Chapter 16: You write, “Especially in this wild, woolly, and sometimes cruel world, all human beings deserve a little time and space to explore their creative potential.” How can paying attention to the impulse to invent lead to a more fulfilling life?

Smith Whitehouse: I think of exploring our creative potential as a birthright. Humans make things, and not just for utility. We make things to experience the joy of holding and sharing our creations. We make things because we are enchanted by beauty. But always in the back of my head is the naysaying voice reminding me that creative impulses also led to the invention of Zyklon-B and its eventual implementation in mass murder and genocide. The impulse to invent can lead to a more fulfilling life, but I think we also need to consider how those impulses can serve others — how they can bring about justice, encourage generosity, cultivate mercy, and so on.

“Intention” is the third section of Kickstart Creativity for this very reason. Exploring creative potential should include meditating on how our work can have a deeper significance, a higher aspiration. I don’t invoke him often in the deck, but Aristotle informs much of my thinking on this question because of what he had to say about techne and poiesis (both of which have to do with making things), as well as arête, which I devote a card to in the deck. Arête is the notion of living up to your potential, being excellent, and choosing that which is virtuous and good. 

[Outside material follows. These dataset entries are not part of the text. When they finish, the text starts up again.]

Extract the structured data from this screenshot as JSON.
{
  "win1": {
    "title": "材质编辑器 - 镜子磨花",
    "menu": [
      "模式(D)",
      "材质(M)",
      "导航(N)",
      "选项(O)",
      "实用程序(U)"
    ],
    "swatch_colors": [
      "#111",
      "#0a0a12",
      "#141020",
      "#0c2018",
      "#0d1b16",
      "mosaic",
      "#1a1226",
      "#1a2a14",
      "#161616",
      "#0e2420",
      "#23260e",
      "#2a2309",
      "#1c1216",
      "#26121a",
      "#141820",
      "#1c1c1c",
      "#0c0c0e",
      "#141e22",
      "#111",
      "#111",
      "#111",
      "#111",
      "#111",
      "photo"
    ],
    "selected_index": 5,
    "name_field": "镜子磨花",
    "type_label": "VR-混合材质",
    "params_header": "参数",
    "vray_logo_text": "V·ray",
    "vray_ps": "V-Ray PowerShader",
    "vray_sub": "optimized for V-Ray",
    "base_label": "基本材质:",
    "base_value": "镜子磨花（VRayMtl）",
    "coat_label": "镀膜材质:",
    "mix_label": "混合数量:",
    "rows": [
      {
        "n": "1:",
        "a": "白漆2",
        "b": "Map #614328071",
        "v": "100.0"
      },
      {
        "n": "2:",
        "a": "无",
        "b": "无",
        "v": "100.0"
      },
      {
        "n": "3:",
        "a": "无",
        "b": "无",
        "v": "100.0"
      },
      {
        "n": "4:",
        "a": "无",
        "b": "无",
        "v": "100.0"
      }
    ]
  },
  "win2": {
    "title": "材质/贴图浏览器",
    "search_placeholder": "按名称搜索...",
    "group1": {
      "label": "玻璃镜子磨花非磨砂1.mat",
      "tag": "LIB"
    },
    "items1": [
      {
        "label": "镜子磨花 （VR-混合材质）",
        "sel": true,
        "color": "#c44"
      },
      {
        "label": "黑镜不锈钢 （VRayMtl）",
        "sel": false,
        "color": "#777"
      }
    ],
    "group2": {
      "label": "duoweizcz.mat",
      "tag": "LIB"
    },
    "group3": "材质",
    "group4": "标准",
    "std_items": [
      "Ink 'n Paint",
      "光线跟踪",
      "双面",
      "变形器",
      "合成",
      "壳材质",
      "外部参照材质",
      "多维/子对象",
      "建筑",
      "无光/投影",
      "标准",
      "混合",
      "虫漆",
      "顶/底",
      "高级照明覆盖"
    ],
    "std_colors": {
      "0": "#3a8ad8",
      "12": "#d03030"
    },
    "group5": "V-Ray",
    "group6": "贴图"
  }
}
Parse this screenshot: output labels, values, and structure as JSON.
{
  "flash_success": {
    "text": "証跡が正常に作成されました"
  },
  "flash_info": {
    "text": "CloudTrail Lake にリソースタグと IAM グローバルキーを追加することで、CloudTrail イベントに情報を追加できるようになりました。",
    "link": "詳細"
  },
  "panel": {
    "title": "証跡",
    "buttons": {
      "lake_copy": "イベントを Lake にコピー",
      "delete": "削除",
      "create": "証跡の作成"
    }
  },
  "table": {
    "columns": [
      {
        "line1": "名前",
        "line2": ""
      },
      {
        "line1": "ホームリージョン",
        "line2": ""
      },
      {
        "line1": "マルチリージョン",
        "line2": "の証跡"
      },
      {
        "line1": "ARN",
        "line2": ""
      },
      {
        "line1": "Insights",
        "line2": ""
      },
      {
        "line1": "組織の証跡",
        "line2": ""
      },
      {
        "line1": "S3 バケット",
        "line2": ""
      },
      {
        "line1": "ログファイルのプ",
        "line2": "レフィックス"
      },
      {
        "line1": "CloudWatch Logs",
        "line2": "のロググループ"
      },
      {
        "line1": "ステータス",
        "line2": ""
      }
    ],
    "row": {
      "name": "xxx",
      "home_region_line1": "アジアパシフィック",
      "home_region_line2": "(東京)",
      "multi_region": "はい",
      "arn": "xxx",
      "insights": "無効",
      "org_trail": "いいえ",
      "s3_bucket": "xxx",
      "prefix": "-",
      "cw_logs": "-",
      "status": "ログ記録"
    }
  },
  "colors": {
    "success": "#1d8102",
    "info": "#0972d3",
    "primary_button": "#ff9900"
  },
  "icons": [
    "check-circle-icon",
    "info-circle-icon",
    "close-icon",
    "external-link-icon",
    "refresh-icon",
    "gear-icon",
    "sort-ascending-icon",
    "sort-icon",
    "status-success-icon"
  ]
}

Chapter 16: According to your website, “life was forever changed” when you read Pilgrim at Tinker Creek as a teenager. How did Annie Dillard change your life at 16? What other artists have been instrumental to your understanding and development of your gifts? 

Smith Whitehouse: I was privileged to be a student at the Tennessee Governor’s School for Humanities as a 16-year-old. Our professor assigned readings from Annie Dillard’s Pilgrim at Tinker Creek, and they truly opened my mind. In that book, Dillard looks very closely at small things and develops big, magnificent, sacred ideas about them. To paraphrase William Blake, she shows us how to see the world in a grain of sand and heaven in a wildflower. She is always on the hunt for things that will make her jaw drop open with awe — but her search for magic and mystery happens in the places where she’s rooted, right in the neighborhood. I wanted not only to write like that, but to be like that. I couldn’t stop thinking about the way she married the theological, the rhetorical, and the poetic. Her book Holy the Firm is brief but similarly superb; I read it every year or so just to be reminded of her brilliance. 

Artists who preach the gospel of wonder have inspired me. Madeleine L’Engle’s novels stoked my imagination as a teenager, and I can’t wait to reread them with my own boys. I’ve been sitting with Audre Lorde’s “A Litany for Survival” a lot lately as a sister-friend walks through a terminal illness. I just started reading the poetry of astronomer Rebecca Elson. Maggie Blake Bailey’s new poetry collection Visitation is an absolutely stunning reflection on motherhood. Whenever I need a reminder to get out of my head, I have turned and returned to Natalie Goldberg’s Writing Down the Bones. The language of The Book of Common Prayer and the genius and generosity of the Indigo Girls have been constant companions for most of my life! To wonder, to marvel, to be astonished – these are the disciplines I’m going to spend the rest of my days trying to master.

To Wonder, to Marvel, to Be Astonished

Tina Chambers has worked as a technical editor at an engineering firm and as an editorial assistant at Peachtree Publishers, where she worked on books by Erskine Caldwell, Will Campbell, and Ferrol Sams, to name a few. She lives in Chattanooga.